**WORK INSTRUCTIONS**
All of the records that follow need to be copied word for word, without the pictures.

Start of DATA RECORDS

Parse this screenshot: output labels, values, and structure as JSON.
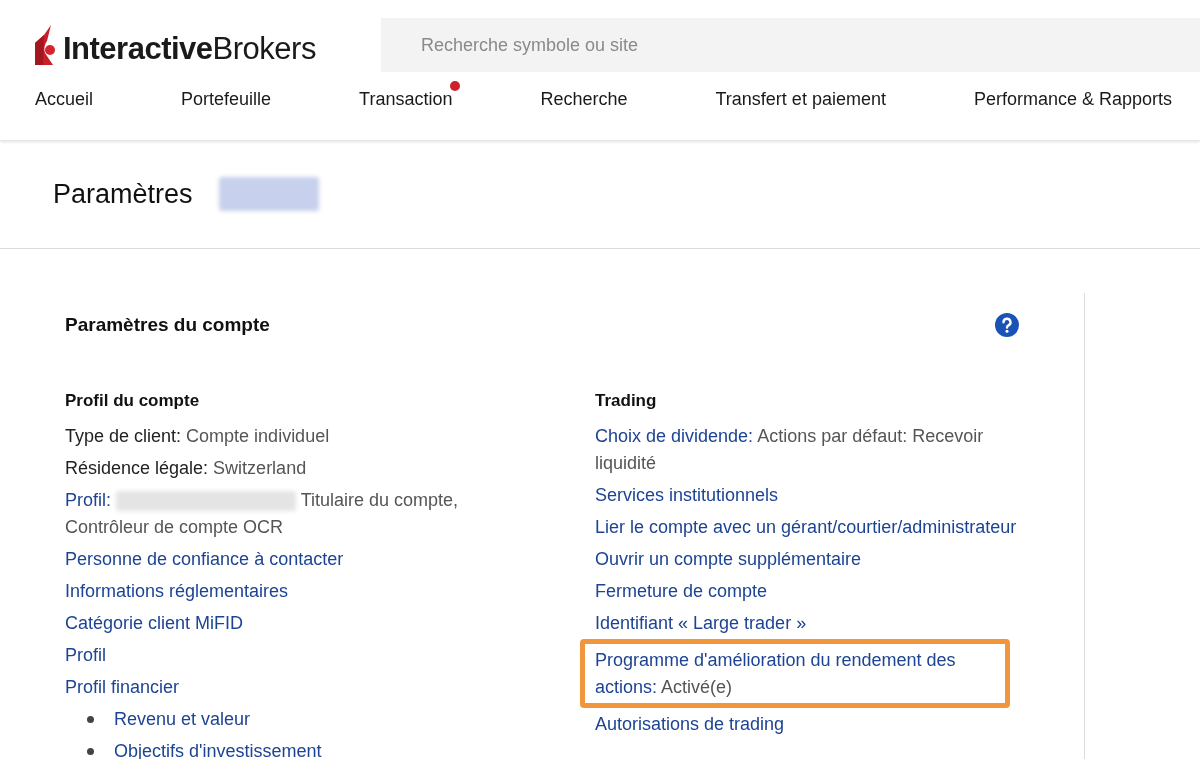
{
  "logo": {
    "text": "**Interactive**Brokers"
  },
  "search": {
    "placeholder": "Recherche symbole ou site"
  },
  "nav": [
    {
      "label": "Accueil",
      "notification": false
    },
    {
      "label": "Portefeuille",
      "notification": false
    },
    {
      "label": "Transaction",
      "notification": true
    },
    {
      "label": "Recherche",
      "notification": false
    },
    {
      "label": "Transfert et paiement",
      "notification": false
    },
    {
      "label": "Performance & Rapports",
      "notification": false
    }
  ],
  "page_title": {
    "text": "Paramètres",
    "redacted": true
  },
  "panel": {
    "title": "Paramètres du compte",
    "columns": [
      {
        "heading": "Profil du compte",
        "items": [
          {
            "kind": "field",
            "label": "Type de client:",
            "value": "Compte individuel",
            "redacted": false,
            "highlighted": false
          },
          {
            "kind": "field",
            "label": "Résidence légale:",
            "value": "Switzerland",
            "redacted": false,
            "highlighted": false
          },
          {
            "kind": "link_value",
            "label": "Profil:",
            "value": "Titulaire du compte, Contrôleur de compte OCR",
            "redacted": true,
            "highlighted": false
          },
          {
            "kind": "link",
            "label": "Personne de confiance à contacter",
            "redacted": false,
            "highlighted": false
          },
          {
            "kind": "link",
            "label": "Informations réglementaires",
            "redacted": false,
            "highlighted": false
          },
          {
            "kind": "link",
            "label": "Catégorie client MiFID",
            "redacted": false,
            "highlighted": false
          },
          {
            "kind": "link",
            "label": "Profil",
            "redacted": false,
            "highlighted": false
          },
          {
            "kind": "link",
            "label": "Profil financier",
            "redacted": false,
            "highlighted": false,
            "children": [
              {
                "label": "Revenu et valeur"
              },
              {
                "label": "Objectifs d'investissement"
              }
            ]
          }
        ]
      },
      {
        "heading": "Trading",
        "items": [
          {
            "kind": "link_value",
            "label": "Choix de dividende:",
            "value": "Actions par défaut: Recevoir liquidité",
            "redacted": false,
            "highlighted": false
          },
          {
            "kind": "link",
            "label": "Services institutionnels",
            "redacted": false,
            "highlighted": false
          },
          {
            "kind": "link",
            "label": "Lier le compte avec un gérant/courtier/administrateur",
            "redacted": false,
            "highlighted": false
          },
          {
            "kind": "link",
            "label": "Ouvrir un compte supplémentaire",
            "redacted": false,
            "highlighted": false
          },
          {
            "kind": "link",
            "label": "Fermeture de compte",
            "redacted": false,
            "highlighted": false
          },
          {
            "kind": "link",
            "label": "Identifiant « Large trader »",
            "redacted": false,
            "highlighted": false
          },
          {
            "kind": "link_value",
            "label": "Programme d'amélioration du rendement des actions:",
            "value": "Activé(e)",
            "redacted": false,
            "highlighted": true
          },
          {
            "kind": "link",
            "label": "Autorisations de trading",
            "redacted": false,
            "highlighted": false
          }
        ]
      }
    ]
  }
}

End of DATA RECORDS

**ANSWER AREA**
Parse this screenshot: output labels, values, and structure as JSON.
{
  "logo": {
    "text": "**Interactive**Brokers"
  },
  "search": {
    "placeholder": "Recherche symbole ou site"
  },
  "nav": [
    {
      "label": "Accueil",
      "notification": false
    },
    {
      "label": "Portefeuille",
      "notification": false
    },
    {
      "label": "Transaction",
      "notification": true
    },
    {
      "label": "Recherche",
      "notification": false
    },
    {
      "label": "Transfert et paiement",
      "notification": false
    },
    {
      "label": "Performance & Rapports",
      "notification": false
    }
  ],
  "page_title": {
    "text": "Paramètres",
    "redacted": true
  },
  "panel": {
    "title": "Paramètres du compte",
    "columns": [
      {
        "heading": "Profil du compte",
        "items": [
          {
            "kind": "field",
            "label": "Type de client:",
            "value": "Compte individuel",
            "redacted": false,
            "highlighted": false
          },
          {
            "kind": "field",
            "label": "Résidence légale:",
            "value": "Switzerland",
            "redacted": false,
            "highlighted": false
          },
          {
            "kind": "link_value",
            "label": "Profil:",
            "value": "Titulaire du compte, Contrôleur de compte OCR",
            "redacted": true,
            "highlighted": false
          },
          {
            "kind": "link",
            "label": "Personne de confiance à contacter",
            "redacted": false,
            "highlighted": false
          },
          {
            "kind": "link",
            "label": "Informations réglementaires",
            "redacted": false,
            "highlighted": false
          },
          {
            "kind": "link",
            "label": "Catégorie client MiFID",
            "redacted": false,
            "highlighted": false
          },
          {
            "kind": "link",
            "label": "Profil",
            "redacted": false,
            "highlighted": false
          },
          {
            "kind": "link",
            "label": "Profil financier",
            "redacted": false,
            "highlighted": false,
            "children": [
              {
                "label": "Revenu et valeur"
              },
              {
                "label": "Objectifs d'investissement"
              }
            ]
          }
        ]
      },
      {
        "heading": "Trading",
        "items": [
          {
            "kind": "link_value",
            "label": "Choix de dividende:",
            "value": "Actions par défaut: Recevoir liquidité",
            "redacted": false,
            "highlighted": false
          },
          {
            "kind": "link",
            "label": "Services institutionnels",
            "redacted": false,
            "highlighted": false
          },
          {
            "kind": "link",
            "label": "Lier le compte avec un gérant/courtier/administrateur",
            "redacted": false,
            "highlighted": false
          },
          {
            "kind": "link",
            "label": "Ouvrir un compte supplémentaire",
            "redacted": false,
            "highlighted": false
          },
          {
            "kind": "link",
            "label": "Fermeture de compte",
            "redacted": false,
            "highlighted": false
          },
          {
            "kind": "link",
            "label": "Identifiant « Large trader »",
            "redacted": false,
            "highlighted": false
          },
          {
            "kind": "link_value",
            "label": "Programme d'amélioration du rendement des actions:",
            "value": "Activé(e)",
            "redacted": false,
            "highlighted": true
          },
          {
            "kind": "link",
            "label": "Autorisations de trading",
            "redacted": false,
            "highlighted": false
          }
        ]
      }
    ]
  }
}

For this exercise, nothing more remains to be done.